### GIVEN INFORMATION:

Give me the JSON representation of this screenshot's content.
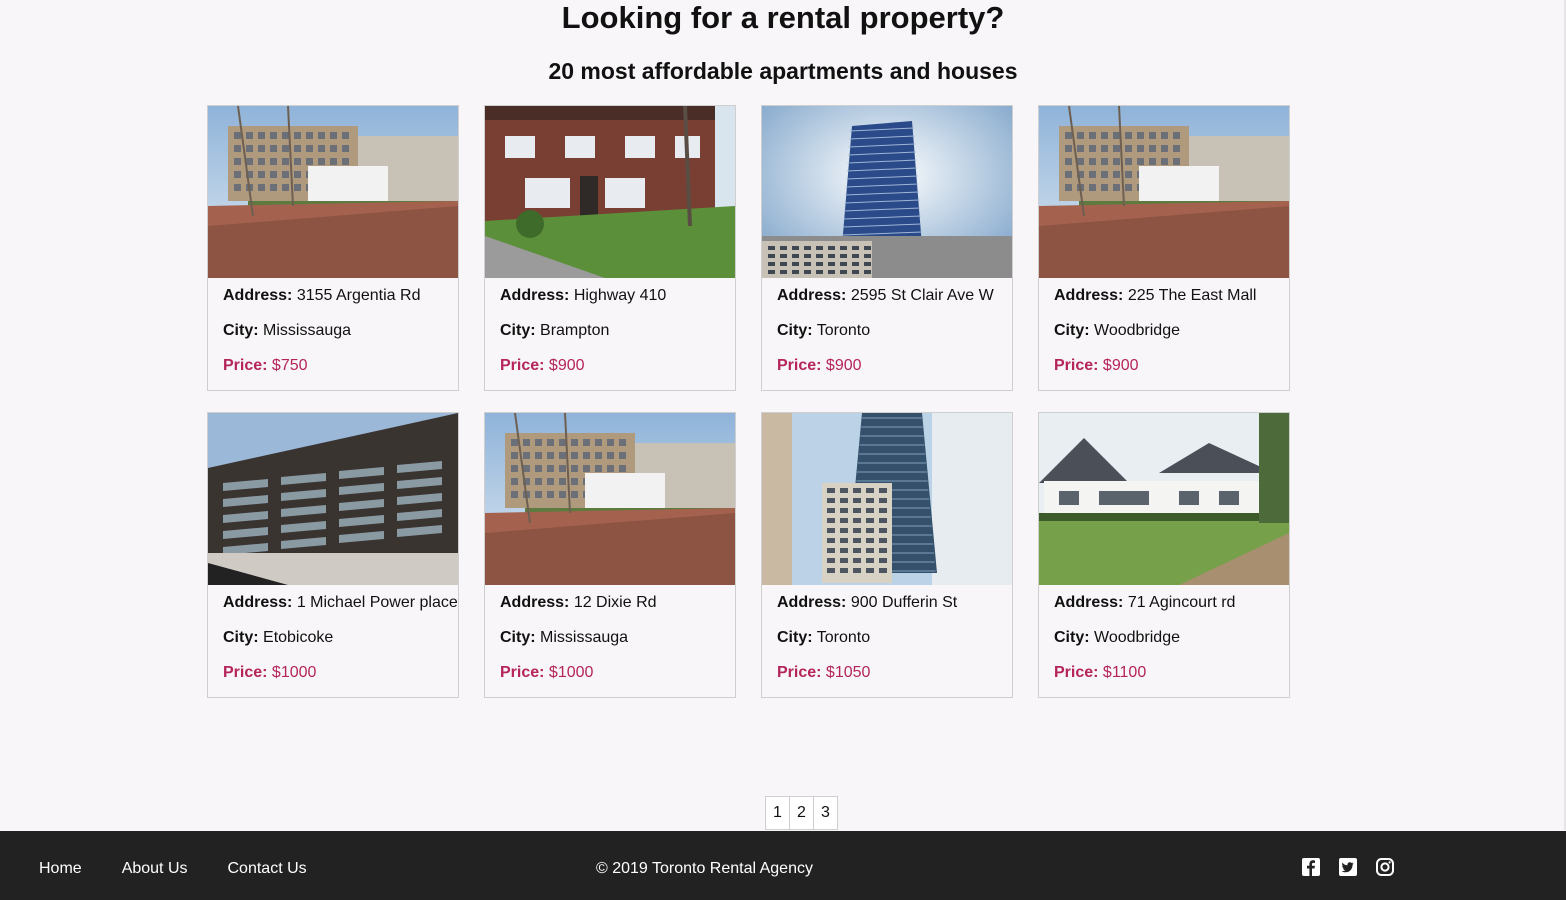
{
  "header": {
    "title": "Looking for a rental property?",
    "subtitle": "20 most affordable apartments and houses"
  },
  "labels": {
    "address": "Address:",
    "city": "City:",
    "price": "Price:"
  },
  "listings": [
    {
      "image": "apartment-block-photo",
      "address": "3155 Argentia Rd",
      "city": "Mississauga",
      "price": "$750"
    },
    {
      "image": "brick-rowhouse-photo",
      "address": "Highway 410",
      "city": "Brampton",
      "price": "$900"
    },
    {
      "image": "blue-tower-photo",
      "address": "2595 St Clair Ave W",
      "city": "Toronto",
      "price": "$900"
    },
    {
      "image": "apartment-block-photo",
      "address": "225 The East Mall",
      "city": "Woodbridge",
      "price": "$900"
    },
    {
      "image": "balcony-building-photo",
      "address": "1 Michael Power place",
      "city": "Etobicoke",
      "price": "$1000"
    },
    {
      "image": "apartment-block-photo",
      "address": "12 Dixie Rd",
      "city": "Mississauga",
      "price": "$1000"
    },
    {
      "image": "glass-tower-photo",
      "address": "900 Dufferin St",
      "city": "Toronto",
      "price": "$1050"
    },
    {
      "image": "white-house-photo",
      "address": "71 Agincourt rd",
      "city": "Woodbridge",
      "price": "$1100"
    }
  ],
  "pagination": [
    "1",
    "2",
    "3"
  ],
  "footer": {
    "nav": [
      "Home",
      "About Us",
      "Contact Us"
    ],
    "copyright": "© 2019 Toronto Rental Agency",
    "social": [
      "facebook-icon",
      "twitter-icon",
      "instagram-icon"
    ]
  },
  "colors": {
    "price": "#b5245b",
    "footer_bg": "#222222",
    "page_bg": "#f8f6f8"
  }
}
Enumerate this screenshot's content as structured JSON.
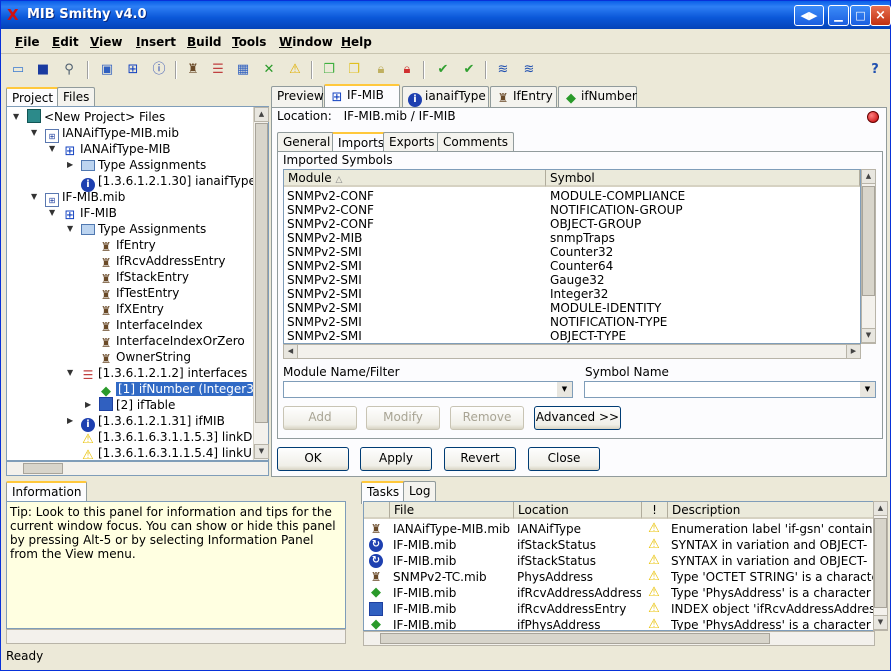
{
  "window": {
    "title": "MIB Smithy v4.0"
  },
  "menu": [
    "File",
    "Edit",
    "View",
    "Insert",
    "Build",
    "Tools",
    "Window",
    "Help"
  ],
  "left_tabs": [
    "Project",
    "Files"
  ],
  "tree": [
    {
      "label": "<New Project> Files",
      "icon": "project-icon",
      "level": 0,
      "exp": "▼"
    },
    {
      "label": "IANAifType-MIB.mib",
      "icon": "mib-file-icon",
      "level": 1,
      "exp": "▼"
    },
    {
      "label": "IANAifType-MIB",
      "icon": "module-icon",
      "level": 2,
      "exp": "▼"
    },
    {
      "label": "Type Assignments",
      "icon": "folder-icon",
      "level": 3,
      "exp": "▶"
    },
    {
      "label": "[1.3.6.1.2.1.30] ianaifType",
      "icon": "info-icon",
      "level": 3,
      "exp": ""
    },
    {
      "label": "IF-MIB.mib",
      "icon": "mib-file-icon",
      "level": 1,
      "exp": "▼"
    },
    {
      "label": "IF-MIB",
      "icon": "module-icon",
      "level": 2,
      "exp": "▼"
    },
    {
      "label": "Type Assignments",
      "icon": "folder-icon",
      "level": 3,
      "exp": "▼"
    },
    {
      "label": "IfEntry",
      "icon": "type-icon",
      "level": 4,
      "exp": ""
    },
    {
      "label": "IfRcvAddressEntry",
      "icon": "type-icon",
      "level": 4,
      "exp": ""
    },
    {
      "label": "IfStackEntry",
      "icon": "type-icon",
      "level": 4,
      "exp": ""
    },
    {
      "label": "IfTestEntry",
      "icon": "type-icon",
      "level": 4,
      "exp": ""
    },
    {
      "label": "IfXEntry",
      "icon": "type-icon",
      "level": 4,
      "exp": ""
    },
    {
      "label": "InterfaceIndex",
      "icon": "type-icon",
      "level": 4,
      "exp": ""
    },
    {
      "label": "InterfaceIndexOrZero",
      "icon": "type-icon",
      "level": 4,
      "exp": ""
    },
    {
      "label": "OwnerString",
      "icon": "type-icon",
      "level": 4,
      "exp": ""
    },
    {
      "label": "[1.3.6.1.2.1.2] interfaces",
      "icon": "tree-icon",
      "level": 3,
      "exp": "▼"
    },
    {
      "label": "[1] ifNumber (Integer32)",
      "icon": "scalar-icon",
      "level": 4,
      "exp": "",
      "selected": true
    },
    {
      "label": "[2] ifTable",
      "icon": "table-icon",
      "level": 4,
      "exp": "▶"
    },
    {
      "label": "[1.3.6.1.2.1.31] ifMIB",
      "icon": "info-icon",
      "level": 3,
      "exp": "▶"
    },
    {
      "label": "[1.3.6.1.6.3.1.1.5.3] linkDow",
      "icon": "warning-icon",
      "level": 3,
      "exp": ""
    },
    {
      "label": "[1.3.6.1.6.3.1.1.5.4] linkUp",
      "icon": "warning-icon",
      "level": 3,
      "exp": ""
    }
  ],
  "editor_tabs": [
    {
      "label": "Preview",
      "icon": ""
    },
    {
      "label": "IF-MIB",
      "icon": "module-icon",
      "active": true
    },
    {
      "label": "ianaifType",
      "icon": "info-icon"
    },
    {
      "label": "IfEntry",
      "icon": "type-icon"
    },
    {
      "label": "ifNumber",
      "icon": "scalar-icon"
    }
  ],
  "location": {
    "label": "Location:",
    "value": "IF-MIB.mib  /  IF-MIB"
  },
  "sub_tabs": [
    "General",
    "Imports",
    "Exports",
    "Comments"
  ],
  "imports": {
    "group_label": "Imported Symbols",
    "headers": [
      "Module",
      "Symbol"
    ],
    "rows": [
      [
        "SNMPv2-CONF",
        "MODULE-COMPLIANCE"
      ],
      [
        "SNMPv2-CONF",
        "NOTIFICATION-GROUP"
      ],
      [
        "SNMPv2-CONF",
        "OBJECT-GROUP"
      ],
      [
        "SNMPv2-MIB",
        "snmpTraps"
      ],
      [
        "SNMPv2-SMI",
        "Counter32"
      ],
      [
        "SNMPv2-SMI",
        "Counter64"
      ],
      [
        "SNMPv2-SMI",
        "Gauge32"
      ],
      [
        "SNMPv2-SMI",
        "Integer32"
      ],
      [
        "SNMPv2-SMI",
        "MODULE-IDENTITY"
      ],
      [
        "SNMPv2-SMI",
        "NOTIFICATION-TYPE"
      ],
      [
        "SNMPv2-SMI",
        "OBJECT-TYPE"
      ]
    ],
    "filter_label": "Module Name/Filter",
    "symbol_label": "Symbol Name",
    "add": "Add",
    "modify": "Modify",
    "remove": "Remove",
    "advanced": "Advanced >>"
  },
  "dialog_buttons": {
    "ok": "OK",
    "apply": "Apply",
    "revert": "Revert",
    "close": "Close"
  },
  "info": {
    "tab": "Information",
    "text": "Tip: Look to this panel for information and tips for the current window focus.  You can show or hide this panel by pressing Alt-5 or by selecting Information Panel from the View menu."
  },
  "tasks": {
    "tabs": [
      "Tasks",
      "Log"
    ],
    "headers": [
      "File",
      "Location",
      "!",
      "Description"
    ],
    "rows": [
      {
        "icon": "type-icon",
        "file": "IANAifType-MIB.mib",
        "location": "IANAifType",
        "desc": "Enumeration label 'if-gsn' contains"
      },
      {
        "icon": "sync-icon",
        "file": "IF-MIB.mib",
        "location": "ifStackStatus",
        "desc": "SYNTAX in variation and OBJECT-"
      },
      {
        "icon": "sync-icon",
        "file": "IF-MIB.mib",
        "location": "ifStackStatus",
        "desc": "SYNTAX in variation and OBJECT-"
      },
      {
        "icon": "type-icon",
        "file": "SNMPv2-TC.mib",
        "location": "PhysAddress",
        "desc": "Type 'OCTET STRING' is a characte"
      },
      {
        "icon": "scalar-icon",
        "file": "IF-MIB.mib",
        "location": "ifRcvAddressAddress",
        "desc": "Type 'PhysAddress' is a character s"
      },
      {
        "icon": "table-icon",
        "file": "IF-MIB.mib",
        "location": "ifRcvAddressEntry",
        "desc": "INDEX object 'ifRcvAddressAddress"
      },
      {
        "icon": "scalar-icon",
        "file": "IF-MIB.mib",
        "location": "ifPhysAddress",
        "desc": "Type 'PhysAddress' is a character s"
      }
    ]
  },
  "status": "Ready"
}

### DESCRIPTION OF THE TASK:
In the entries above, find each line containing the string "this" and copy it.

### TASK OUTPUT:
Give me the JSON representation of this screenshot's content.
Enumerate this screenshot's content as structured JSON.
    "text": "Tip: Look to this panel for information and tips for the current window focus.  You can show or hide this panel by pressing Alt-5 or by selecting Information Panel from the View menu."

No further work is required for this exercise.